BACKGROUND; Hepatic encephalopathy, both overt and minimal, forms a continuum of cognitive change in cirrhosis. Strategies to diagnose and treat hepatic encephalopathy have evolved considerably.
Aim: To examine the updated diagnostic and treatment strategies for hepatic encephalopathy.
Methods: Techniques for the clinical, psychometric and neurophysiological evaluation of hepatic encephalopathy are reviewed. The methods reviewed include pure clinical scales (West-Haven), psychometric tests (PSE-syndrome test), neurophysiological tests (EEG, Critical flicker frequency, CFF) and computerized tests (Inhibitory control test, ICT).
Results: Clinical scales are limited, whereas psychometric tests (specifically PSE-syndrome test), CFF and ICT can be used to diagnose minimal hepatic encephalopathy.

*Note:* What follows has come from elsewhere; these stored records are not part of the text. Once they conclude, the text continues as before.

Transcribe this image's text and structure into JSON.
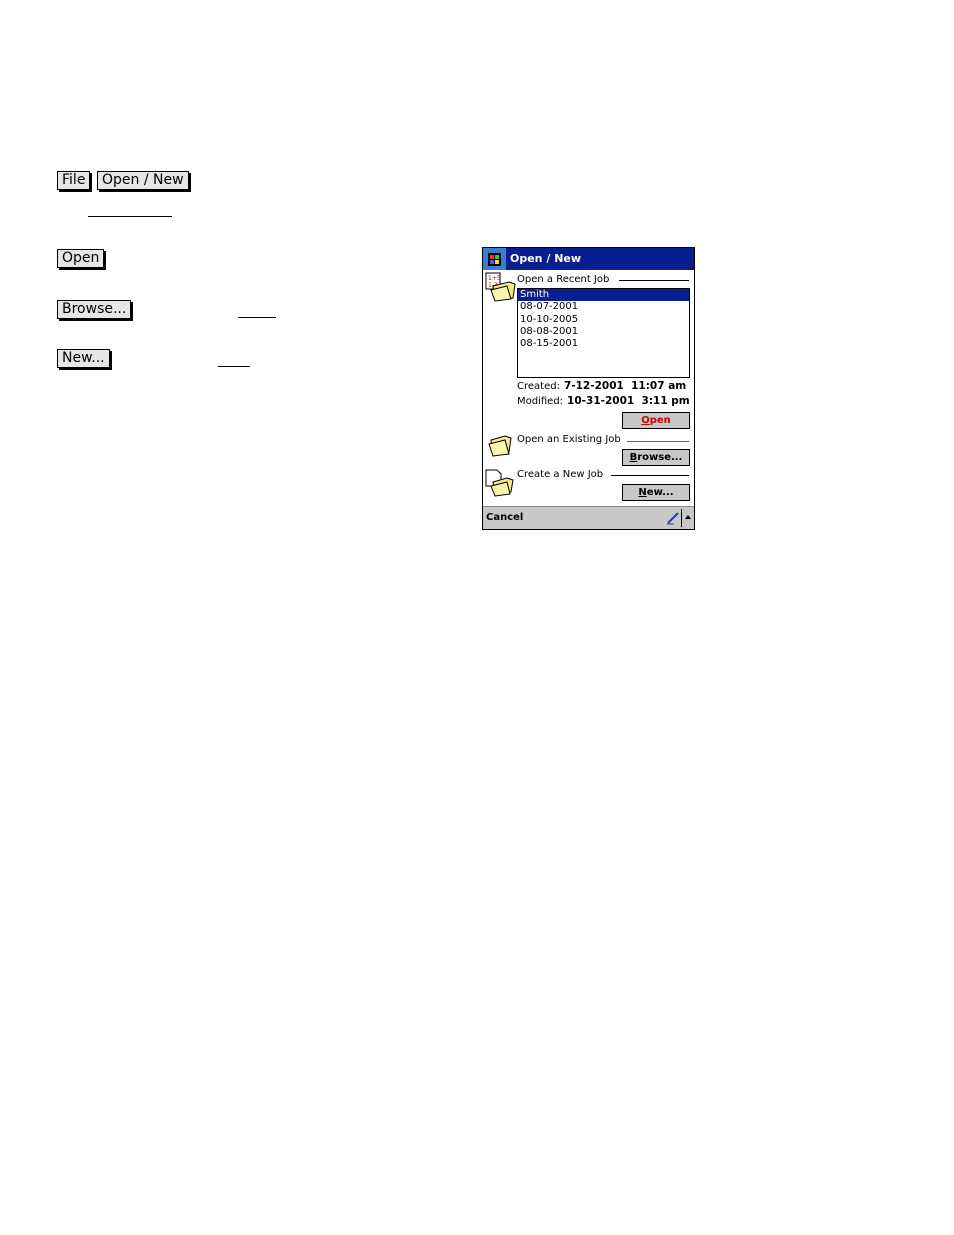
{
  "document": {
    "buttons": {
      "file": "File",
      "open_new": "Open / New",
      "open": "Open",
      "browse": "Browse...",
      "new": "New..."
    }
  },
  "pda": {
    "title": "Open / New",
    "recent": {
      "label": "Open a Recent Job",
      "items": [
        "Smith",
        "08-07-2001",
        "10-10-2005",
        "08-08-2001",
        "08-15-2001"
      ],
      "selected_index": 0
    },
    "created_label": "Created:",
    "created_value": "7-12-2001  11:07 am",
    "modified_label": "Modified:",
    "modified_value": "10-31-2001  3:11 pm",
    "open_button": {
      "accel": "O",
      "rest": "pen"
    },
    "existing": {
      "label": "Open an Existing Job"
    },
    "browse_button": {
      "accel": "B",
      "rest": "rowse..."
    },
    "create": {
      "label": "Create a New Job"
    },
    "new_button": {
      "accel": "N",
      "rest": "ew..."
    },
    "cancel_label": "Cancel",
    "colors": {
      "titlebar": "#0a1f8f",
      "open_text": "#cc0000",
      "selected": "#0a1f8f"
    }
  }
}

However, there is no single test that can capture the entire spectrum of cognitive impairment. Treatment options and goals depend on the acuity of hepatic encephalopathy. In-patient management should concentrate on supportive care, precipitating factor reversal and lactulose and/or rifaximin therapy. Out-patient therapy should aim to prevent recurrences, and both lactulose and rifaximin have evidence to support their use.

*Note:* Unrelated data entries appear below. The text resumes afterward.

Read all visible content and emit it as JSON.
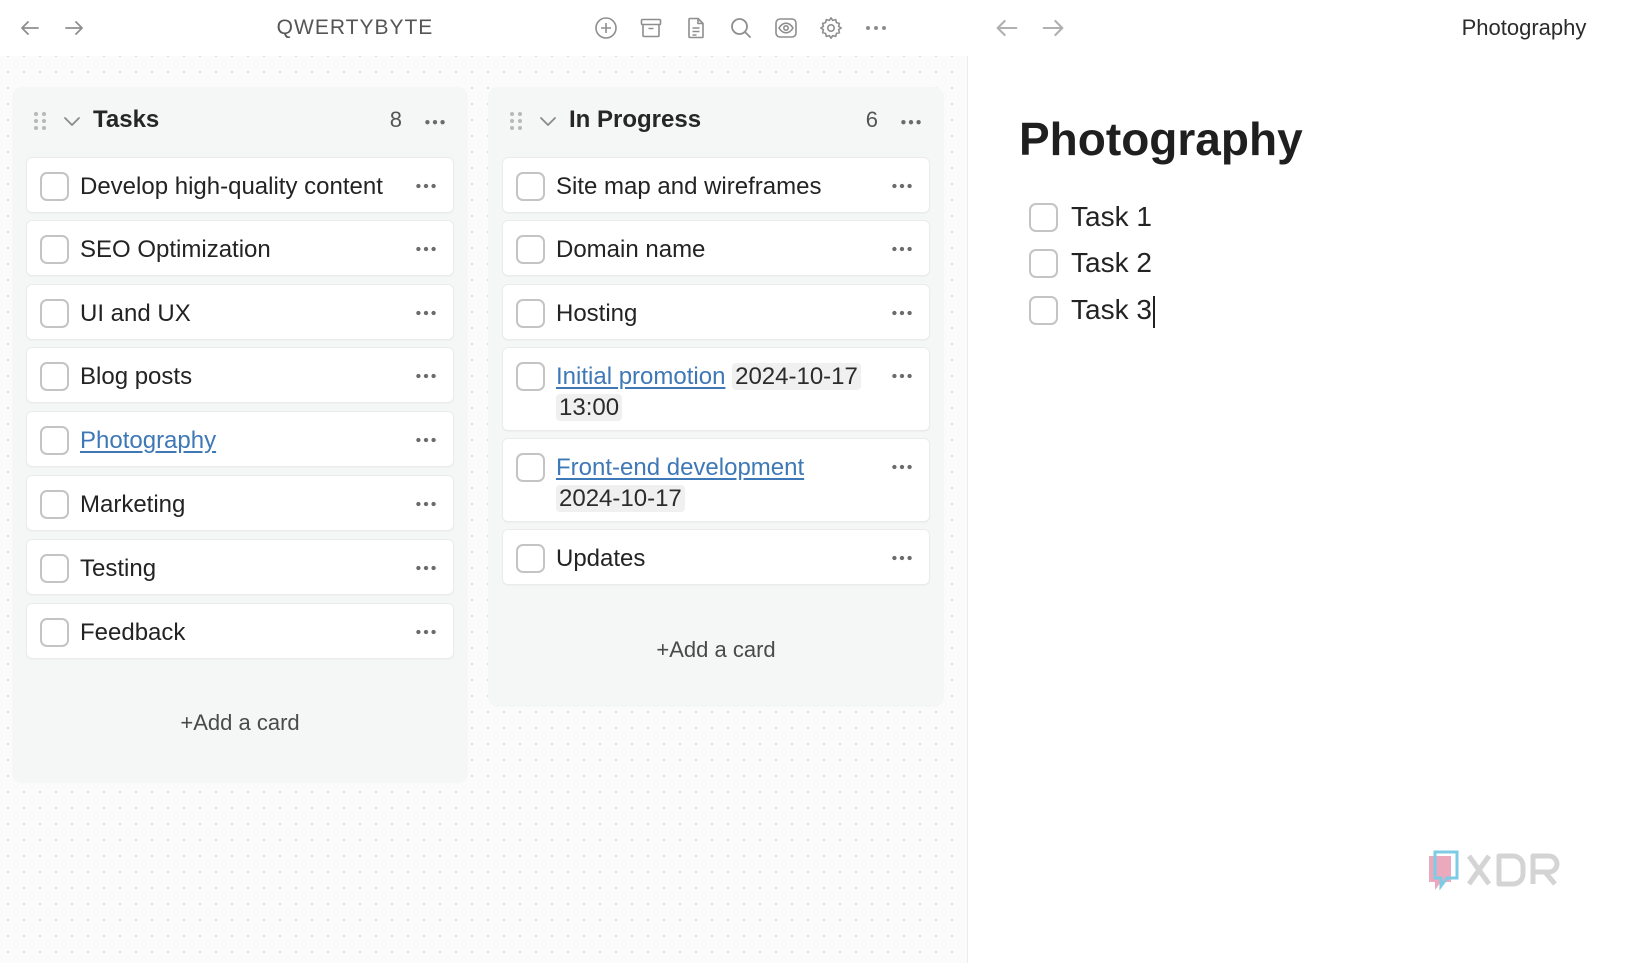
{
  "toolbar": {
    "app_title": "QWERTYBYTE",
    "icons": [
      "back-arrow-icon",
      "forward-arrow-icon",
      "add-circle-icon",
      "archive-icon",
      "document-icon",
      "search-icon",
      "eye-icon",
      "gear-icon",
      "more-horizontal-icon"
    ]
  },
  "board": {
    "columns": [
      {
        "title": "Tasks",
        "count": "8",
        "add_label": "+Add a card",
        "cards": [
          {
            "label": "Develop high-quality content"
          },
          {
            "label": "SEO Optimization"
          },
          {
            "label": "UI and UX"
          },
          {
            "label": "Blog posts"
          },
          {
            "label": "Photography",
            "link": true
          },
          {
            "label": "Marketing"
          },
          {
            "label": "Testing"
          },
          {
            "label": "Feedback"
          }
        ]
      },
      {
        "title": "In Progress",
        "count": "6",
        "add_label": "+Add a card",
        "cards": [
          {
            "label": "Site map and wireframes"
          },
          {
            "label": "Domain name"
          },
          {
            "label": "Hosting"
          },
          {
            "label": "Initial promotion",
            "link": true,
            "date": "2024-10-17",
            "time": "13:00"
          },
          {
            "label": "Front-end development",
            "link": true,
            "date": "2024-10-17"
          },
          {
            "label": "Updates"
          }
        ]
      }
    ]
  },
  "document": {
    "breadcrumb": "Photography",
    "title": "Photography",
    "todos": [
      {
        "label": "Task 1",
        "checked": false
      },
      {
        "label": "Task 2",
        "checked": false
      },
      {
        "label": "Task 3",
        "checked": false
      }
    ]
  },
  "colors": {
    "link": "#3f78b6",
    "column_bg": "#f5f6f6",
    "checkbox_border": "#c4c4c4",
    "watermark_pink": "#e8a0b5",
    "watermark_blue": "#7ecbe6"
  }
}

Conclusions: Diagnostic techniques for hepatic encephalopathy range from simple scales to sophisticated tools. Treatment options depend on the stage of hepatic encephalopathy. The future challenge is to evaluate cognitive function as a continuum with clinically relevant outcomes and to develop well-tolerated and inexpensive treatments for hepatic encephalopathy.